United StatesUnited States Kander and Ebb, Cabaret: Soloists, Cincinnati Playhouse in the Park, Cincinnati, 19.10.2013 (RDA)

With their Broadway show Cabaret, Fred Ebb (lyrics), John Kander (music), and Joe Masteroff (book) brought to life a unique concept musical in which two plot lines run concurrently on parallel tracks until they fatefully intersect.

Cabaret tells the story of Sally Bowles on her journey from small-town England through the seediest corners of the Berlin of the early 1930’s, and on to the brink of doomsday. A secondary yarn—told in counterpoint with the naughty acts that appear on stage of the title—is that of Clifford, an aspiring American writer, in search of both his literary and sexual identity.

The harsh reality of 1930’s Berlin, as the National Socialist Party rises to power, provides the backdrop, as told through the blunt ditties sung by Sally, the Kit Kat Club performers,  and the joint’s sexually-ambiguous emcee, who is also its sometime co-owner and manager. Transvestites, whores, pimps, Nazis, English and American ex-pats form the cast of characters, all dancing as fast as they can on the edge of an abyss.

The music by John Kander, full of Broadway razzmatazz, honky-tonk harmonies and a decidedly period flavor is redolent of Kurt Weill’s Threepenny Opera, Mahagonny and Happy End.  The title song—an anthem that proposes we live for today and to hell with tomorrow—recurs throughout the show, and the last time with a high dose of angst. Songs such as “Don’t Tell Mama,” “If You Could See Her…” and “Willkommen,” and at least a dozen others (some not in the original score) follow in quick and often bleak succession, often underpinned with toe-tapping rhythms and haunting melodies.

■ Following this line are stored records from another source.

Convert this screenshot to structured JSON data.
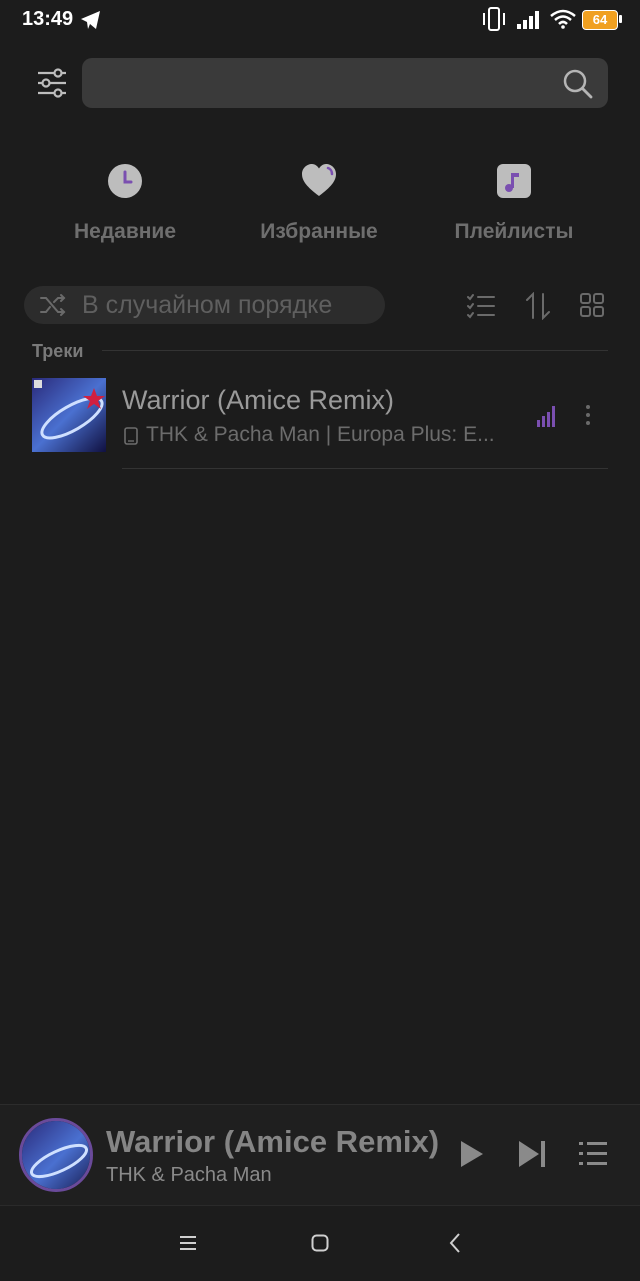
{
  "status_bar": {
    "time": "13:49",
    "battery_level": "64",
    "icons": [
      "telegram-icon",
      "vibrate-icon",
      "signal-icon",
      "wifi-icon",
      "battery-icon"
    ]
  },
  "search": {
    "placeholder": "",
    "filter_icon": "sliders-icon",
    "search_icon": "search-icon"
  },
  "quick_access": [
    {
      "label": "Недавние",
      "icon": "clock-icon"
    },
    {
      "label": "Избранные",
      "icon": "heart-icon"
    },
    {
      "label": "Плейлисты",
      "icon": "music-note-icon"
    }
  ],
  "shuffle": {
    "label": "В случайном порядке",
    "icon": "shuffle-icon"
  },
  "toolbar_icons": [
    "checklist-icon",
    "sort-icon",
    "grid-icon"
  ],
  "section": {
    "label": "Треки"
  },
  "tracks": [
    {
      "title": "Warrior (Amice Remix)",
      "subtitle": "THK & Pacha Man | Europa Plus: E...",
      "playing": true
    }
  ],
  "mini_player": {
    "title": "Warrior (Amice Remix)",
    "artist": "THK & Pacha Man"
  },
  "colors": {
    "background": "#1c1c1c",
    "accent": "#7a4fb0",
    "icon_muted": "#b5b5b5"
  }
}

Cabaret is a tragi-comic musical guaranteed to give one a jolt of toxic recognition even at the cost of spoiling the dinner just consumed before the theater. Its songs, written in 1966, evoke a time when not all was well here at home—a time and place to which we hope never to return.

In the Cincinnati Playhouse in the Park production, the balance between the stories of Sally and Clifford, and that of Frau Schneider and Herr Schultz—both tales surrounded by the story’s bleak racist humor against Jews and gays and anyone other than racially-pure Germans—is not quite there yet. On opening night, there was a tentative, low-voltage quality to the proceedings that blurred the emotional peaks and flattened the moments in which the ensemble should cut loose. Hopefully, the very able cast will have a chance to settle into the Marx Theatre stage. Its tricky thrust configuration is not made any easier by a multi-level set that forces the actors to play some crucial scenes too far upstage. The dancers barely keep from colliding with each other.

Director Marcia Milgrom Dodge choreographs well and pulls off the dance routines with flair, even though she’s working with a relatively small cast. In a cast of approximately seventeen, all but five principals do multiple duty, working very hard—but with intermittently good results. The scenes at the Kit-Kat Club give the impression of a joint badly in need of paying customers, given that there are just four girls and six guys in the chorus of singing/dancing waiters-sailors-customers—a sparsely populated Berlin.

In the case of the crucially important role of the Emcee, the show sports its worst case of miscasting. Nathan Lee Graham delivers a performance long on self-indulgent histrionics but short on magnetism. And, would someone please coach him in the proper pronunciation of the multi-lingual lyrics?

Sally Bowles and Clifford, as played with cool aloofness by Liz Pearce and Hunter Ryan Herdlicka, create little electricity in their scenes together. Both are good singers and deliver their songs with emotion, but they need to inject some of that intensity into their one-on-one time.In the supporting roles of Herr Schultz and Frau Schneider, Michael Marotta and Mary Gordon Murray achieve many lovely and poignant moments, bringing sophisticated humor and gravitas to their assignments.

The six-piece orchestra sounds terrific and looks wonderful, with three female players and three males in drag playing up a storm throughout the musical’s two acts. Overall, this Cabaret is worth coming to—rather than “sitting alone in your room” as the title song admonishes—but it needs to raise the emotional bar.

Rafael de Acha

This review appeared in a slightly different form on www.theatrereviews.com


Leave a Comment